With it’s potential to have a significant influence on the development of a more equal society, pursuing a STEM career in the digital age provides real possibilities for women across the world Elvire's pursuit of a doctorate in forest sciences comes from her passion for fighting climate change and her ambition to be a positive role model and flag bearer for women in science.
Lucia is pursuing a three-year doctorate in international public and monetary law at The World Trade Institute at the University of Bern. She is on a full scholarship, supplemented by support from the Spark of Hope Foundation.
As STEM industries continue to grow, so will their significance and power to drive societal progress. If women continue to make up just 29% of this workforce, the pace at which gender equality can be achieved globally will inevitably slow.
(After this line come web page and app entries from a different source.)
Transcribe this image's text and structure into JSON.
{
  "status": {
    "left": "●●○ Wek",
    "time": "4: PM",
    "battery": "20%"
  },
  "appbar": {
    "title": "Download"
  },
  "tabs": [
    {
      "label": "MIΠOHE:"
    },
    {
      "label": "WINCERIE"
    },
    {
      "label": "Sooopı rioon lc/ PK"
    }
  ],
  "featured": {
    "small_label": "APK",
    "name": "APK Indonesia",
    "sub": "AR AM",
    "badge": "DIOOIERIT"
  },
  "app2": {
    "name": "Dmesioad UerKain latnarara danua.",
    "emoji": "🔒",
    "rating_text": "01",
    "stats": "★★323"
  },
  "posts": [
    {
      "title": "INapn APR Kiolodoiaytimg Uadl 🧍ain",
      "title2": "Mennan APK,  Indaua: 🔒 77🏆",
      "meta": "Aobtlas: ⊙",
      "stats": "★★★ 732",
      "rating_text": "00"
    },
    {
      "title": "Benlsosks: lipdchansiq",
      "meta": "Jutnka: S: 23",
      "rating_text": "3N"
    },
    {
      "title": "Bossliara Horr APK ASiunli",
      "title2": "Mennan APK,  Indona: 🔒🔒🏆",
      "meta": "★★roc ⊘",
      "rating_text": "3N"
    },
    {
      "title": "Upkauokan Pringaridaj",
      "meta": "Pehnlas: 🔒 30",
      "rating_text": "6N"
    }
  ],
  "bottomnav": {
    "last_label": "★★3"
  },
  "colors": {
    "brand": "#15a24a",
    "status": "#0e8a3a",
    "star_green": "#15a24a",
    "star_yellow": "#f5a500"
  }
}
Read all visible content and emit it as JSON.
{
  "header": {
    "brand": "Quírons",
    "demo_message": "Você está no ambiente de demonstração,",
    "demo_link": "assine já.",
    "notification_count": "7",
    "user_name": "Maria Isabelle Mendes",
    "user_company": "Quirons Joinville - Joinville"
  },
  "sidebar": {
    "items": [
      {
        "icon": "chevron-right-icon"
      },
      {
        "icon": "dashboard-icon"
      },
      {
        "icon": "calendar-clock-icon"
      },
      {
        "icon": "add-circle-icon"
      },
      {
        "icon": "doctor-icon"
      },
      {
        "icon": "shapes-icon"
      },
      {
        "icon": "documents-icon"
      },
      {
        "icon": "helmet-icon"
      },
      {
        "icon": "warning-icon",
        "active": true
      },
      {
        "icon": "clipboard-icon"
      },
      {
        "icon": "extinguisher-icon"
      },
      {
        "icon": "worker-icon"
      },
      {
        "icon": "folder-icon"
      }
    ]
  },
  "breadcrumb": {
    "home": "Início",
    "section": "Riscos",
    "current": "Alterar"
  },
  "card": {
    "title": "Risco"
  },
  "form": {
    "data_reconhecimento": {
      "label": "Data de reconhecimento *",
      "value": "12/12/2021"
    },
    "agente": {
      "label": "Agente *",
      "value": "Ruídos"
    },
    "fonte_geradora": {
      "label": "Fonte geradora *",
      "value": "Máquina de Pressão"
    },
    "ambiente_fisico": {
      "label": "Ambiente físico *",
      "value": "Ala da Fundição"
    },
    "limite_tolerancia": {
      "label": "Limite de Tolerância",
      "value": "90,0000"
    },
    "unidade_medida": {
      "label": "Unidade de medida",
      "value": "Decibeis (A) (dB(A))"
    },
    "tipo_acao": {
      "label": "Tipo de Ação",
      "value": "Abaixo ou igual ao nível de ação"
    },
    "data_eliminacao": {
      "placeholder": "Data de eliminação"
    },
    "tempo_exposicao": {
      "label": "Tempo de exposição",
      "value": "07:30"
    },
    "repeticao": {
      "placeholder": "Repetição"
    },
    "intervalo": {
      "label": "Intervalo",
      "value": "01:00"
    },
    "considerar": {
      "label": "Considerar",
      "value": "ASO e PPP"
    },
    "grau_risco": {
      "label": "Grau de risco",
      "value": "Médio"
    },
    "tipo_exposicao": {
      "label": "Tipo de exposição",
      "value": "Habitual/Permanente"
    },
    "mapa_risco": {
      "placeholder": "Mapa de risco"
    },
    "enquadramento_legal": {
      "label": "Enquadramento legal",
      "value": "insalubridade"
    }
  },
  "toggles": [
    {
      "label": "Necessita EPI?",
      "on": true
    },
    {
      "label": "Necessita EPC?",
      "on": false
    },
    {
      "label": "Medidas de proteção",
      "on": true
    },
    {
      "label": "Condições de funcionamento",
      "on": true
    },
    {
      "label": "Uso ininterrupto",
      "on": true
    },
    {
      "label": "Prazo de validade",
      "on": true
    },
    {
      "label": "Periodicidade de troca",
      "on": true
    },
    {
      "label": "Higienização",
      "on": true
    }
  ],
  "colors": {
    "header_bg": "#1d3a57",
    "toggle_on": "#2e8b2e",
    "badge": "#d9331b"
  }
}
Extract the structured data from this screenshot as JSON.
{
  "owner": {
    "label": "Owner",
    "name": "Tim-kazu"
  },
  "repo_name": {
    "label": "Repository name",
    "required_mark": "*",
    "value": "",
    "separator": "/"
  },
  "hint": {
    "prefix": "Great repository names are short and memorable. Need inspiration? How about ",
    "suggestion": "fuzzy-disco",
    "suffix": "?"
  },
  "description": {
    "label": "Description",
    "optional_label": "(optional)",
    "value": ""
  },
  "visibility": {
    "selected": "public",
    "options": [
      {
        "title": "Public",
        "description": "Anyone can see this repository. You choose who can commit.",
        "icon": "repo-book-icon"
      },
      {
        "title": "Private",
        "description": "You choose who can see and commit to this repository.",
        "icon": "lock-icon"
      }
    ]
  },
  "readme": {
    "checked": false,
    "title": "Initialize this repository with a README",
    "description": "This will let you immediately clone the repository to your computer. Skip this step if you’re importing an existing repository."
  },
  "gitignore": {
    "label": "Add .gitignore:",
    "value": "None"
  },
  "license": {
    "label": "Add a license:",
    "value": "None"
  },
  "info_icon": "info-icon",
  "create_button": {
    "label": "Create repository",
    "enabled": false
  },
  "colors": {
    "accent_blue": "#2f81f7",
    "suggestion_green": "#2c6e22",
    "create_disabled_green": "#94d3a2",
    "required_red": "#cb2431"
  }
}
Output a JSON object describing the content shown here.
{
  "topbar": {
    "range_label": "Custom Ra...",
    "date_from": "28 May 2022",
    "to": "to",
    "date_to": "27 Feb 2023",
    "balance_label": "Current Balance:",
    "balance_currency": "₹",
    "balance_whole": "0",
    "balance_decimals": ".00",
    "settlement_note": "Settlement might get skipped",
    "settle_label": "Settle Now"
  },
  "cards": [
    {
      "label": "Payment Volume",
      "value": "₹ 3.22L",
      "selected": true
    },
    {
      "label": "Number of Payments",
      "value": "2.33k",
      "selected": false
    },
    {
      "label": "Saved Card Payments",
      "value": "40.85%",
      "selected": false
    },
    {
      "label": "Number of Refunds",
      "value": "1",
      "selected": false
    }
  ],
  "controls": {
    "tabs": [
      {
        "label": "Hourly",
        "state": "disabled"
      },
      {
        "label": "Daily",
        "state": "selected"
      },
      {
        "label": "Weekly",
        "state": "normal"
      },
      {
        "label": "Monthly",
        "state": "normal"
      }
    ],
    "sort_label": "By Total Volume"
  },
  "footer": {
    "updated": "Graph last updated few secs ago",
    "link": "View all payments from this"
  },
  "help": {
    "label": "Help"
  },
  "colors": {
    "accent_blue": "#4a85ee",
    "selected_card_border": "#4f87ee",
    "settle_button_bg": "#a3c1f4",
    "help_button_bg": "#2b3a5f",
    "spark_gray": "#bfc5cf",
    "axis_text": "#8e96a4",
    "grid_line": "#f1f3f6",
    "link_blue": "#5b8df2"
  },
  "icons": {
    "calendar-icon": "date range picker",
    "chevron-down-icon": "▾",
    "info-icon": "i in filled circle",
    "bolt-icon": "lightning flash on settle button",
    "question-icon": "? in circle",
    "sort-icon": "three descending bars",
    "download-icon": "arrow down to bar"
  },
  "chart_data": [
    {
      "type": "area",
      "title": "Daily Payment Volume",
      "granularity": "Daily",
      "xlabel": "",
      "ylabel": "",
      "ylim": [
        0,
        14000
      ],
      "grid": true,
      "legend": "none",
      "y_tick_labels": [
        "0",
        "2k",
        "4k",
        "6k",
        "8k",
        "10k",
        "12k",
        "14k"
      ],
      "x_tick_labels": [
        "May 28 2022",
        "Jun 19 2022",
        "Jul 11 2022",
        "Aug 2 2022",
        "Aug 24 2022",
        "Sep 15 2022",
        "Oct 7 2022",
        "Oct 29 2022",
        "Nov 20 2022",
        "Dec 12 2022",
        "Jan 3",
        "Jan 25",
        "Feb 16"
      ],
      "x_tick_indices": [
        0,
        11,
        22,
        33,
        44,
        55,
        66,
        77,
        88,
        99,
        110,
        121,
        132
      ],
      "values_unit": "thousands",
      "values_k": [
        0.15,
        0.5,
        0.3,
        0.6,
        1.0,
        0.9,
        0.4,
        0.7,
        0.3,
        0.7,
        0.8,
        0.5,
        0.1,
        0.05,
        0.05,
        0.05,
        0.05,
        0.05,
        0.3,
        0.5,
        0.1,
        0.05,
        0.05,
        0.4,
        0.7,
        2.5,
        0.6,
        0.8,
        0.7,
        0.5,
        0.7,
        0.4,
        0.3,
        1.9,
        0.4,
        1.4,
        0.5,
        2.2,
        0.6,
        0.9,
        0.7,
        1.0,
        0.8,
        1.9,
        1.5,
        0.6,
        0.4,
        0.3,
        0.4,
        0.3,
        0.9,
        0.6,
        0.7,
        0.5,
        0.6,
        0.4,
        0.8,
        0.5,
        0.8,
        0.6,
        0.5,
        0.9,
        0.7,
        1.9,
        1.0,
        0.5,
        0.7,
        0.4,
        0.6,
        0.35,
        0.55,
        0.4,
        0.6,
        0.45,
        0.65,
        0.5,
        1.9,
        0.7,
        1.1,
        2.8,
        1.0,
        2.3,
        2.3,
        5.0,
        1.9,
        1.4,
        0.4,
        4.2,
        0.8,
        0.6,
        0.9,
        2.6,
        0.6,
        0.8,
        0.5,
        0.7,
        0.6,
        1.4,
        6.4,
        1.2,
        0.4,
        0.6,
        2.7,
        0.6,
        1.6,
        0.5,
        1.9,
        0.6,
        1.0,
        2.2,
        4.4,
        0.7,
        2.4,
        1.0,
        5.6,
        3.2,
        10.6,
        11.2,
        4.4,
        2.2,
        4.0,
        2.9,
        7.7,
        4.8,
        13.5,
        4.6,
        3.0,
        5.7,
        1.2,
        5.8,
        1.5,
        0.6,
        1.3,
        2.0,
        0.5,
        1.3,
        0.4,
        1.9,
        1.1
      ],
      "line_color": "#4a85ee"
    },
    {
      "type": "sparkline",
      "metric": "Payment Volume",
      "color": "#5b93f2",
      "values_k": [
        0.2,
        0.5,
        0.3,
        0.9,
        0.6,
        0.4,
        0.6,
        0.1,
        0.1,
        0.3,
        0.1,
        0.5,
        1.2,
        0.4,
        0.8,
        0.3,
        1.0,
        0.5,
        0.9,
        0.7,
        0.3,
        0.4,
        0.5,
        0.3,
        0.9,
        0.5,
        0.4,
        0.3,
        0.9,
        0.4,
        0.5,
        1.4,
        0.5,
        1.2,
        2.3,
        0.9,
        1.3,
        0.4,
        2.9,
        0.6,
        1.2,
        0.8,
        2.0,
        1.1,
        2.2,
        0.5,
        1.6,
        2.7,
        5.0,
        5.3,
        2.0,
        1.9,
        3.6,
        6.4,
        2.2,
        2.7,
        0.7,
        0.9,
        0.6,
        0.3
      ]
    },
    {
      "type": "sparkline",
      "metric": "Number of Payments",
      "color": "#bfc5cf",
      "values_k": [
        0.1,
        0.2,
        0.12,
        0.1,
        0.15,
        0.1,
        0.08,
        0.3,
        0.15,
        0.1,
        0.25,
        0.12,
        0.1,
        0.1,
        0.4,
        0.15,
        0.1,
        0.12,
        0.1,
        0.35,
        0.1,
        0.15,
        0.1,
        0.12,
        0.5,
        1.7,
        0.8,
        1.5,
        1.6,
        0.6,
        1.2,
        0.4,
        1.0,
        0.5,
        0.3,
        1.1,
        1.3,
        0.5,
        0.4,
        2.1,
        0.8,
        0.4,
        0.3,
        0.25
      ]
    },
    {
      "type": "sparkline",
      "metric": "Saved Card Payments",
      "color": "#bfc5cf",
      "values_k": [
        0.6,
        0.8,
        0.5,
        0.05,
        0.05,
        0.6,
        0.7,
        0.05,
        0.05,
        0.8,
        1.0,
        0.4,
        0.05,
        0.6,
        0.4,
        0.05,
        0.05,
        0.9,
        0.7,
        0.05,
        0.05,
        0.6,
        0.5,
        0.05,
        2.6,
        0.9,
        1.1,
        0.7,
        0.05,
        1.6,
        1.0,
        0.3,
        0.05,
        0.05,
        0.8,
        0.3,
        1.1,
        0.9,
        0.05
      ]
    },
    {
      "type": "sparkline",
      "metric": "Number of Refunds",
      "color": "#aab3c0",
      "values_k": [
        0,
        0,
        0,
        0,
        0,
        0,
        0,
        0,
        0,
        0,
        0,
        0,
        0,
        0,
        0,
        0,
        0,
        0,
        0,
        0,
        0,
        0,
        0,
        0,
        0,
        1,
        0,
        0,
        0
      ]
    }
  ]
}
But this doesn’t have to be the future,
“Girls [in these situations] never dare to speak up for their rights” because they live in a male-dominated society where speaking out could lead to punishment and even death. Usra is determined she can changes the lives of these young girls and women. She quickly realized that the answer is education.
Zarrina Abdulalieva is a mid-career professional in Dushanbe, Tajikistan, who completed her studies at the LSE, UK, She returned to Tajikistan in early 2017, where she is with the World Bank, focused on the design and implementation of a comprehensive sustainable development strategy that addresses environmental challenges in an efficient and transparent manner. “Providing clean, sustainable energy is not only crucial to eradicate poverty but also to fight environmental problems such as global warming,” she states emphatically.
The STEM—science, technology, engineering, and mathematics—industries are at the forefront of the gender gap in the 21st century. As the world becomes increasingly digitized, the need for workers in STEM-related industries is exploding. Chahd Mazyan, a Palestinian medical student studying in Lebanon, is one such example of someone driving change in a STEM field.
Cindy's goal of pursuing a career in medicine at the Universidad Cristiana Autonoma de Nicaragua is to not only fulfill her desire to help others, but to also improve her family’s quality of life. By studying medicine, Cindy is ensuring a better life for herself and her family while also inspiring her younger siblings to work hard in the pursuit of their goals.
Azernoosh is a dedicated 32-year-old pursuing her PhD in Globalization and International Economic Law at the University of Antwerp in Belgium. Originally from the Islamic Republic of Iran, Azernoosh was born into a society that had just gone through a revolution and radical change in government. She has a passion for research, international relations, international economic law, and development.
Aya Al Sayed is a 27 year-old Palestinian refugee currently studying medicine at Lebanese American University in Beirut where she has completed four years and hopes to pursue pediatrics. “I want to come back to work in the camps. I feel at home in my community, they respect me, and I want to help them.”